[Task to carry out]
Report, as a bare number, how many lines in the data contain "File".

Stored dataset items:
■ ■ ■
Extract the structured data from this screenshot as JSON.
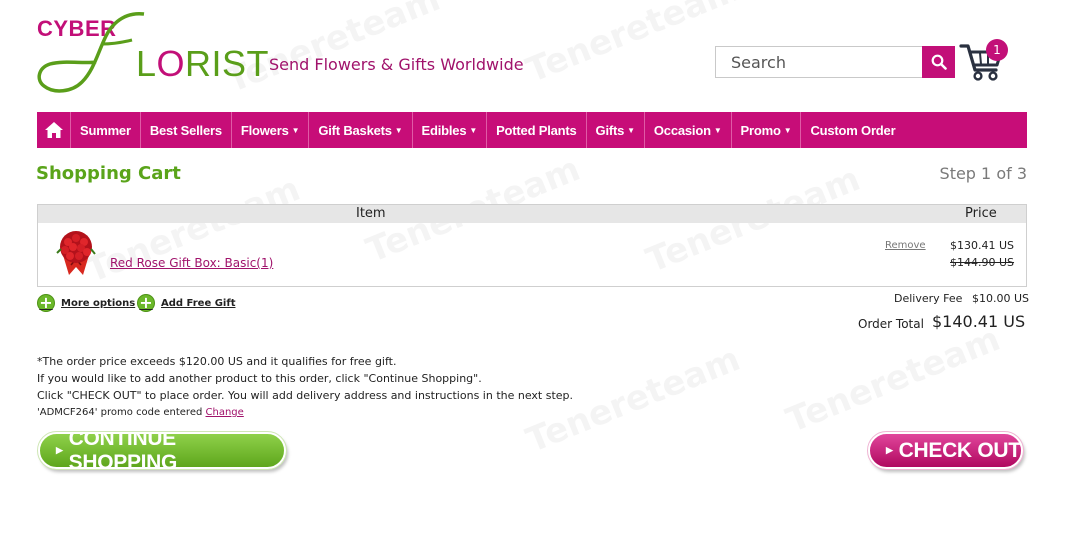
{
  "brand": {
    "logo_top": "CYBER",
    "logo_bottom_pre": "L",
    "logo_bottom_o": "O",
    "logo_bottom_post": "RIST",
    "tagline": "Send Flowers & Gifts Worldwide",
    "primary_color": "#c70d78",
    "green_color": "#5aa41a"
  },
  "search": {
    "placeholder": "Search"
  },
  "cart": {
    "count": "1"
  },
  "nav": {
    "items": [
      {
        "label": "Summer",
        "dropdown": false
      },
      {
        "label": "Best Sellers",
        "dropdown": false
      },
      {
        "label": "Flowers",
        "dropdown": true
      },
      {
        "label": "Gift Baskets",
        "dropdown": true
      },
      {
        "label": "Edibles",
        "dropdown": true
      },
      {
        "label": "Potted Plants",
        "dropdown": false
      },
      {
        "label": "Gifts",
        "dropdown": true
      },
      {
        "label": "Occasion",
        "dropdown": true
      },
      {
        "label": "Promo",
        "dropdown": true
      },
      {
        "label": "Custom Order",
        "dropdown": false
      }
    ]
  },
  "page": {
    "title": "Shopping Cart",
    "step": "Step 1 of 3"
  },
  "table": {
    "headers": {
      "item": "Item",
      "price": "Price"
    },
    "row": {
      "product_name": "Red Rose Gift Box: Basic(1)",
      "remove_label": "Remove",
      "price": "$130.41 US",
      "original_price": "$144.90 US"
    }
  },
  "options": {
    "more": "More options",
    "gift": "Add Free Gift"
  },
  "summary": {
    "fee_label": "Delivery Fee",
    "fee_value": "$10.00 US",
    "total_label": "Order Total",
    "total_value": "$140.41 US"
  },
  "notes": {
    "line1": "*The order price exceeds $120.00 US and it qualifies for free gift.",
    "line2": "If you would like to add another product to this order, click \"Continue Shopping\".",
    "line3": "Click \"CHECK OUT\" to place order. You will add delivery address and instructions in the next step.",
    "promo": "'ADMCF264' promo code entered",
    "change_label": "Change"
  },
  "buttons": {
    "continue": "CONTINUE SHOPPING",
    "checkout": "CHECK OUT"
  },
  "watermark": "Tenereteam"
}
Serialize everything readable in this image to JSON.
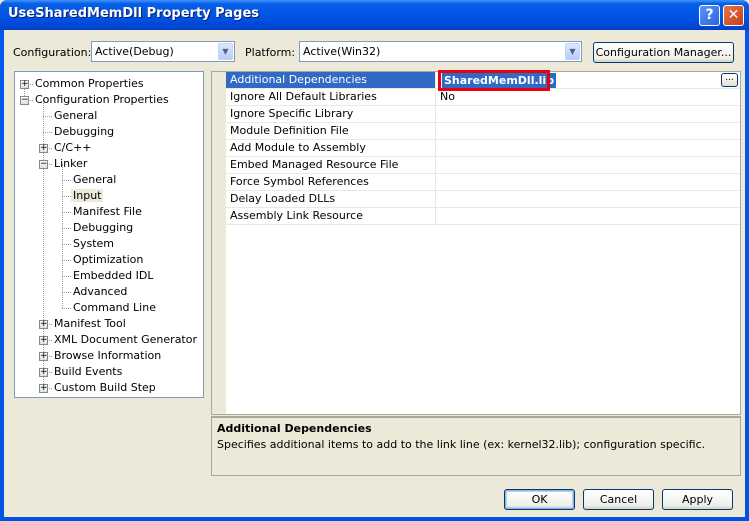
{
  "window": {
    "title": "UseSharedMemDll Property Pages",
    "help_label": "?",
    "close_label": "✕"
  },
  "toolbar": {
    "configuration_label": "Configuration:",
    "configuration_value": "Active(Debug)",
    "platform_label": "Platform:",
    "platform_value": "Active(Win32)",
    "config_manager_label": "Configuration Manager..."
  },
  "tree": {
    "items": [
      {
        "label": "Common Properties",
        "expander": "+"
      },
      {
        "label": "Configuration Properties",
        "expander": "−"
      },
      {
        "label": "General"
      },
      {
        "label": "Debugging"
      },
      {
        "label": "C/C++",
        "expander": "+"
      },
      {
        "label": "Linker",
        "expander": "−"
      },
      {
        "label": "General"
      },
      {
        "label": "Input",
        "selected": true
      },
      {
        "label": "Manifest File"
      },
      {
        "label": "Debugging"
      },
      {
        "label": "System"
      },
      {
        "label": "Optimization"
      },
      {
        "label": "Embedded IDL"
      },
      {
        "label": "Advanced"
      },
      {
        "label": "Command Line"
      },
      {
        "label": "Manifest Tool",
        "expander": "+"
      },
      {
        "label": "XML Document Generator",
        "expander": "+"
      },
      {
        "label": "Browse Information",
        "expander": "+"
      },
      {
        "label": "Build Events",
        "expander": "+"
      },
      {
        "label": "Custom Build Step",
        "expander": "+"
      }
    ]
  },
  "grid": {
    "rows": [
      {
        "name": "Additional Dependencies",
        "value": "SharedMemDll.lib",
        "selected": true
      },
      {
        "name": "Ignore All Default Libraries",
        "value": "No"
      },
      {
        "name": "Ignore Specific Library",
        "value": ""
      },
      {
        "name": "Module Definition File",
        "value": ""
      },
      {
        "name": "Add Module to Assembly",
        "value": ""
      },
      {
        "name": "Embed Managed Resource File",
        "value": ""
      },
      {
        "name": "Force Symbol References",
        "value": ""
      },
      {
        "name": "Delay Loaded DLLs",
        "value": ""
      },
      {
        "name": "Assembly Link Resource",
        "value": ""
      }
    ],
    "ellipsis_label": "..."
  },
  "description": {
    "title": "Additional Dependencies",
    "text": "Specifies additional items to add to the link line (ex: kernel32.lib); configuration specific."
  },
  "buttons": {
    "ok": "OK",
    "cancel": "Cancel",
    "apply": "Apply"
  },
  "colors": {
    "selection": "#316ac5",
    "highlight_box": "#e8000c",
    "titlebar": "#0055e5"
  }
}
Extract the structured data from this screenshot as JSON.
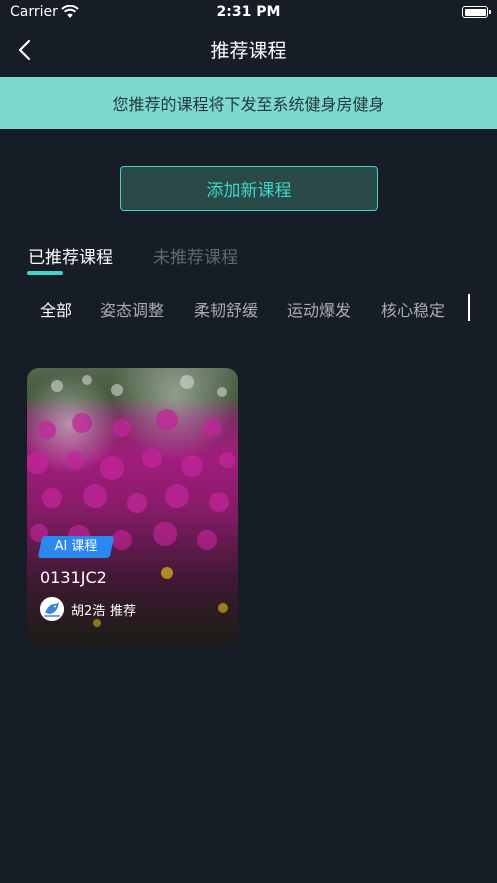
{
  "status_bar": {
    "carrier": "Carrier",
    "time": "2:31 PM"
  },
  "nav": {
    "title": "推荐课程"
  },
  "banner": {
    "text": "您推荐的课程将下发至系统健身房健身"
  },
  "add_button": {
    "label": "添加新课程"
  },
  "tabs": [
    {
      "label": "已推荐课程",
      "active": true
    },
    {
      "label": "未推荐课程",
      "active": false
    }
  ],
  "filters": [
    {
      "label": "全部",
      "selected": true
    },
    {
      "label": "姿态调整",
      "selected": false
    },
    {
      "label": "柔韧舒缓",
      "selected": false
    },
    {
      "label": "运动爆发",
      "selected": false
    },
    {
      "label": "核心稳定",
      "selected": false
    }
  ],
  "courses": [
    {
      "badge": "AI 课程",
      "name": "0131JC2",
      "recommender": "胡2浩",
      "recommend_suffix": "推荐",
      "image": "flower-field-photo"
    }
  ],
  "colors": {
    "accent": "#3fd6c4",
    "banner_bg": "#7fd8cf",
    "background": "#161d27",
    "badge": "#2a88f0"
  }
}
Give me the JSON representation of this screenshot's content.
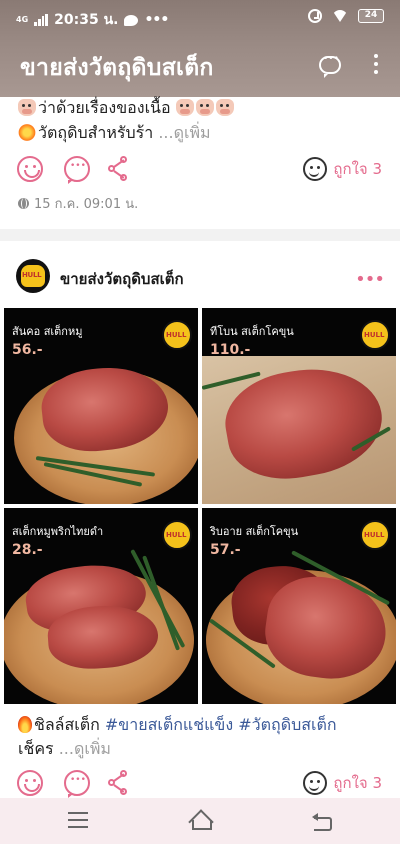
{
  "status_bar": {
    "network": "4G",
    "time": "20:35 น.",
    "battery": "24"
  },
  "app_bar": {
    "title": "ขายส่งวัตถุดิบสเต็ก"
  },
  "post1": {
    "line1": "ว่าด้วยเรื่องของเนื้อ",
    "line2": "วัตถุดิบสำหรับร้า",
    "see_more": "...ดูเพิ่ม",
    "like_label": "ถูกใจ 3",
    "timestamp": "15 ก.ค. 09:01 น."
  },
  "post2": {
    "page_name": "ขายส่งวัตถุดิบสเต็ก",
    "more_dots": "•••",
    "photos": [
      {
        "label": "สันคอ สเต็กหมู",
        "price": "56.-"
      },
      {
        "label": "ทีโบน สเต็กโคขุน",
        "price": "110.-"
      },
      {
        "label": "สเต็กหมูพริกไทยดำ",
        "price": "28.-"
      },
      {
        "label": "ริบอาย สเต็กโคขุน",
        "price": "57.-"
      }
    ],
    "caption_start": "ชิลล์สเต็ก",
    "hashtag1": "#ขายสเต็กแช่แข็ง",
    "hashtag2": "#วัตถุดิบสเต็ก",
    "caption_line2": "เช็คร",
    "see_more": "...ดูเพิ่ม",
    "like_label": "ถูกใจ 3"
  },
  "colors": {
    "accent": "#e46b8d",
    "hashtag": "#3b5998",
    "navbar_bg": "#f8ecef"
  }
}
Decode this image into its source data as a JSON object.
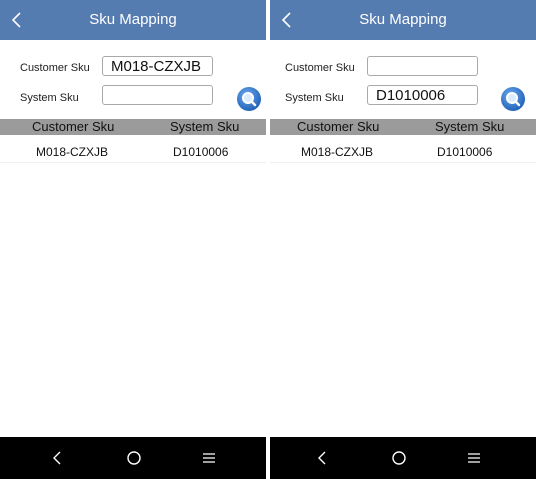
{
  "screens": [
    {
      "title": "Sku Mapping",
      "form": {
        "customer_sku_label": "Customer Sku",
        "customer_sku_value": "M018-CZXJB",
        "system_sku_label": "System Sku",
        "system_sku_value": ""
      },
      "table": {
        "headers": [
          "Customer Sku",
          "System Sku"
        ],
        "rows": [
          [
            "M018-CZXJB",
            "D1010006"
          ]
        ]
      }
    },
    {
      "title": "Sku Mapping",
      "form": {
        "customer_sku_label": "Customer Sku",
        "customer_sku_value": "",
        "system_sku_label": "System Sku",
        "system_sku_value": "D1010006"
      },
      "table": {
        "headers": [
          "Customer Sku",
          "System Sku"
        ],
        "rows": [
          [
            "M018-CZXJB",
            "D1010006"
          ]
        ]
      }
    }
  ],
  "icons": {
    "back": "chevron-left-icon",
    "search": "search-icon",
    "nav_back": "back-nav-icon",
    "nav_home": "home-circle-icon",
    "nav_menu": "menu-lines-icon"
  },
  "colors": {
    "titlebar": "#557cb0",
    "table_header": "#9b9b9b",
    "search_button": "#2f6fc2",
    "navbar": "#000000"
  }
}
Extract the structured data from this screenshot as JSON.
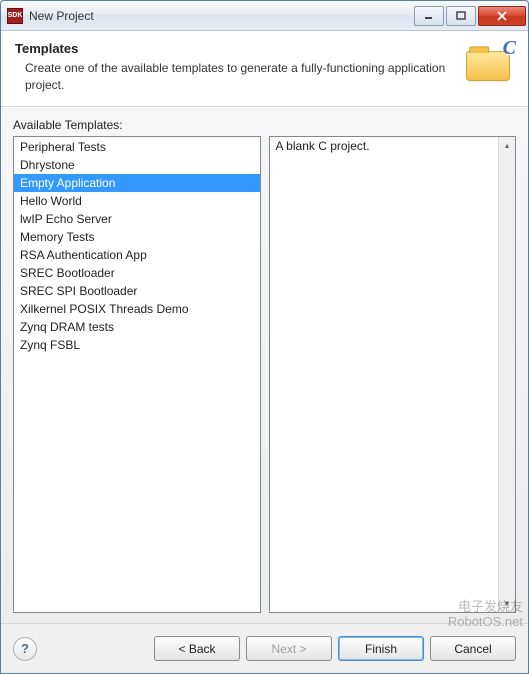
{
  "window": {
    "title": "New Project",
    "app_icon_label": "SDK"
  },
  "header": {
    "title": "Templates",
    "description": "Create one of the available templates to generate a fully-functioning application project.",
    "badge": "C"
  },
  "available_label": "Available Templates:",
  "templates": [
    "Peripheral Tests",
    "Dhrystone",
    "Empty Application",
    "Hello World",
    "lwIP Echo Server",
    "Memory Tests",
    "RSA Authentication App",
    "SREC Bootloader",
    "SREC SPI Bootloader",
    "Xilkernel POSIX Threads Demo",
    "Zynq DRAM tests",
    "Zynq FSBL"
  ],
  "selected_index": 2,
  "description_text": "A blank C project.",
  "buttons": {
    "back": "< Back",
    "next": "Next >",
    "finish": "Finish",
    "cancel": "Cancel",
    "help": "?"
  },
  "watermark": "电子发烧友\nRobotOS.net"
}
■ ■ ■
[Exercise answer]
3